## WHAT TO PRODUCE
Write only the number of lines in the entries below that contain the word "chevrolet".

[Website and app data records]
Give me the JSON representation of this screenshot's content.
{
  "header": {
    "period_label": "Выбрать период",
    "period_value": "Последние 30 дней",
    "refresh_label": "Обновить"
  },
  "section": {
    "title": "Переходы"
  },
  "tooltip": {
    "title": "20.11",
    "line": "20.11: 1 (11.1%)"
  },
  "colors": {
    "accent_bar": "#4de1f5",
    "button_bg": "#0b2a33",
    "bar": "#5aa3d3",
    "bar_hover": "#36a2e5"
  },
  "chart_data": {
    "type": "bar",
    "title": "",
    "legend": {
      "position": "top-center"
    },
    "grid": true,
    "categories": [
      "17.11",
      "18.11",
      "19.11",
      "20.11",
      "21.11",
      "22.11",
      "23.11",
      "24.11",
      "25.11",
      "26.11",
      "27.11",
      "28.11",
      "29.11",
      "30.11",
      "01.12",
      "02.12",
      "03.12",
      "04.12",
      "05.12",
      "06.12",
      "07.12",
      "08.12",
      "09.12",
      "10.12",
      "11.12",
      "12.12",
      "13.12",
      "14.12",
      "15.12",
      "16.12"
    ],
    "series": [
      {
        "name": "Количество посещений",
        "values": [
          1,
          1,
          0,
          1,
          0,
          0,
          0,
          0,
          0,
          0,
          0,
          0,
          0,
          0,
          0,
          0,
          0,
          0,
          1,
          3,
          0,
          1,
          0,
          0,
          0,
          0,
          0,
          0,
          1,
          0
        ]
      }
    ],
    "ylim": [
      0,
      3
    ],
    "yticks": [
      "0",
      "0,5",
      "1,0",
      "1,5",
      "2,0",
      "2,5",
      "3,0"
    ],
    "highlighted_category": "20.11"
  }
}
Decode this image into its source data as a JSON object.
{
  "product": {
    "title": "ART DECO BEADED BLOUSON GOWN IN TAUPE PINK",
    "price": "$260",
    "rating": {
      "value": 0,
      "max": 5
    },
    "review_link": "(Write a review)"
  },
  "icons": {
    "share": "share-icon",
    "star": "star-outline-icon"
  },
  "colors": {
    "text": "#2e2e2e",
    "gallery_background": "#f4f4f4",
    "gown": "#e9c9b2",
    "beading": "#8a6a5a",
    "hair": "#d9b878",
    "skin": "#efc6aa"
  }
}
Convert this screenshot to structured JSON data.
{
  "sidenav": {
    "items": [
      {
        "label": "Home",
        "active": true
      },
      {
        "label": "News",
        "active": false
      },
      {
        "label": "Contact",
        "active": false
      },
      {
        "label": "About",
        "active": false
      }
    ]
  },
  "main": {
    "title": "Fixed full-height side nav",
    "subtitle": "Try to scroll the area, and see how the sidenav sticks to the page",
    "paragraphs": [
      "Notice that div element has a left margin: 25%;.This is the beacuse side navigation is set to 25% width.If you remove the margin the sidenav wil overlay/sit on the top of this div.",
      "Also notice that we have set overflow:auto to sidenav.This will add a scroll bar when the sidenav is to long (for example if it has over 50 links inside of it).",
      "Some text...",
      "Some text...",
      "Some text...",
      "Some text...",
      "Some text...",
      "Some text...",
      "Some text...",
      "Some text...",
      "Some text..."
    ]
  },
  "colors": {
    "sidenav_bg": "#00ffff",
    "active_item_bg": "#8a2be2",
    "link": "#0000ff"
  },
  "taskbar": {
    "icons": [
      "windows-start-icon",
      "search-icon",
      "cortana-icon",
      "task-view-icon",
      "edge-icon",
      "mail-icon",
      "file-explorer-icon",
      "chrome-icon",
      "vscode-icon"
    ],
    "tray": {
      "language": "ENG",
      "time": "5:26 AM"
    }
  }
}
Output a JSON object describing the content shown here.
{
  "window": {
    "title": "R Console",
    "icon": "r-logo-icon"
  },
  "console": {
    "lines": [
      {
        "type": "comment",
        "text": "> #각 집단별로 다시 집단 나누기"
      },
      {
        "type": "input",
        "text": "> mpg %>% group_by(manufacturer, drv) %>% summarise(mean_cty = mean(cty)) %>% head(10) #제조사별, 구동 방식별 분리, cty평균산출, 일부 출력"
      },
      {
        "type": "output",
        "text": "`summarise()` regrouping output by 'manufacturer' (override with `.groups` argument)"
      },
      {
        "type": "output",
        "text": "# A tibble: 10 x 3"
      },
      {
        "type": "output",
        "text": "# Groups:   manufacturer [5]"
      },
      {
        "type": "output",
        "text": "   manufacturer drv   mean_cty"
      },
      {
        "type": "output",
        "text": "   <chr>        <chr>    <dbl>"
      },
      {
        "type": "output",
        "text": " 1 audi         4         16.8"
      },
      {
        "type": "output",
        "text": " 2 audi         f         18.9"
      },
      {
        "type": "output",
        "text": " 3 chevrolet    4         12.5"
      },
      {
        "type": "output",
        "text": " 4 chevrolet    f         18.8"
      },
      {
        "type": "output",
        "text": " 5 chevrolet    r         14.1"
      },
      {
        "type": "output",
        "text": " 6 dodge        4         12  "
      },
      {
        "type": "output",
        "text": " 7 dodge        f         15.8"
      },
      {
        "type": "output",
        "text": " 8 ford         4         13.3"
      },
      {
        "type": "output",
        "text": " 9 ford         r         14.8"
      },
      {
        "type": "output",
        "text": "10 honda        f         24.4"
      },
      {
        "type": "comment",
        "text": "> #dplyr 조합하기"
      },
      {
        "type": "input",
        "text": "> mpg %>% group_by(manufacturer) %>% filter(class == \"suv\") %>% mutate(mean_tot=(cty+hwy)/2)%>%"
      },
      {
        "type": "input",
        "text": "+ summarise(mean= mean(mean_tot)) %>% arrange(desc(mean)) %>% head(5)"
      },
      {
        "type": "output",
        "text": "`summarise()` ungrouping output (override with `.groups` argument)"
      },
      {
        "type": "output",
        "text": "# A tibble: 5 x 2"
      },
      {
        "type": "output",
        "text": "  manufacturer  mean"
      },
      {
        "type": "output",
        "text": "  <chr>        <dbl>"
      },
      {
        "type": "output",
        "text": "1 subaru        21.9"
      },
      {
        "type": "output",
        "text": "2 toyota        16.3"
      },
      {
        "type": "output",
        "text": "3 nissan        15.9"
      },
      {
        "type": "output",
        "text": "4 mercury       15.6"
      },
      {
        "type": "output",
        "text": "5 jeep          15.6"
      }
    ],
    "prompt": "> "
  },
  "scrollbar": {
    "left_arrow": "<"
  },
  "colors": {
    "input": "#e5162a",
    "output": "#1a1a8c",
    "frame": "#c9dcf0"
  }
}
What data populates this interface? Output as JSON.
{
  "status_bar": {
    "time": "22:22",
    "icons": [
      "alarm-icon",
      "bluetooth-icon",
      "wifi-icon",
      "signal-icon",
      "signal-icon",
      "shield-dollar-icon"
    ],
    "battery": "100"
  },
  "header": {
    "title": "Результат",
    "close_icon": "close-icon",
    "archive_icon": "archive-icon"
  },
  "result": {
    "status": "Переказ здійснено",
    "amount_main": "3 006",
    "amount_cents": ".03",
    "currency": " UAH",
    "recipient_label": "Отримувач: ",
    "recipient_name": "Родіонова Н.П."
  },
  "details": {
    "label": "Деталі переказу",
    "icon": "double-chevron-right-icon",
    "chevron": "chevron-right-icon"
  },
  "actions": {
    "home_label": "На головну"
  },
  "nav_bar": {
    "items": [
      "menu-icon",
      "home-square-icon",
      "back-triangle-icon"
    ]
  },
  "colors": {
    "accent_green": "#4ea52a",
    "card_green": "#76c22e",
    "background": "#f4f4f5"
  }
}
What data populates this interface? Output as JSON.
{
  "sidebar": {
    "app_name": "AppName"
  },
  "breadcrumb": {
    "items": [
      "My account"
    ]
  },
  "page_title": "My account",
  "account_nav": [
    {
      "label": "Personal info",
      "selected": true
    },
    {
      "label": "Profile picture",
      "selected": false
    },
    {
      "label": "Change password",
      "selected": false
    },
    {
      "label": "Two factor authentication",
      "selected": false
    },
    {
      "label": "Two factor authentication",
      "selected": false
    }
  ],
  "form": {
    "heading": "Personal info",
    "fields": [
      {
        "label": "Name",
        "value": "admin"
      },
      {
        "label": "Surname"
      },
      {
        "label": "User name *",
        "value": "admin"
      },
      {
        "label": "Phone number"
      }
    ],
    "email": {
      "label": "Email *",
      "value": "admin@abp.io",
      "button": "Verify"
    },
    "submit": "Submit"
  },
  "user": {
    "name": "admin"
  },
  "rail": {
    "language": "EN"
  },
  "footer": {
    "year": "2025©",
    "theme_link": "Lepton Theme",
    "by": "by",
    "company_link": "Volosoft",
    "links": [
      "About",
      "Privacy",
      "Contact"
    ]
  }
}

## EXERCISE RESPONSE
3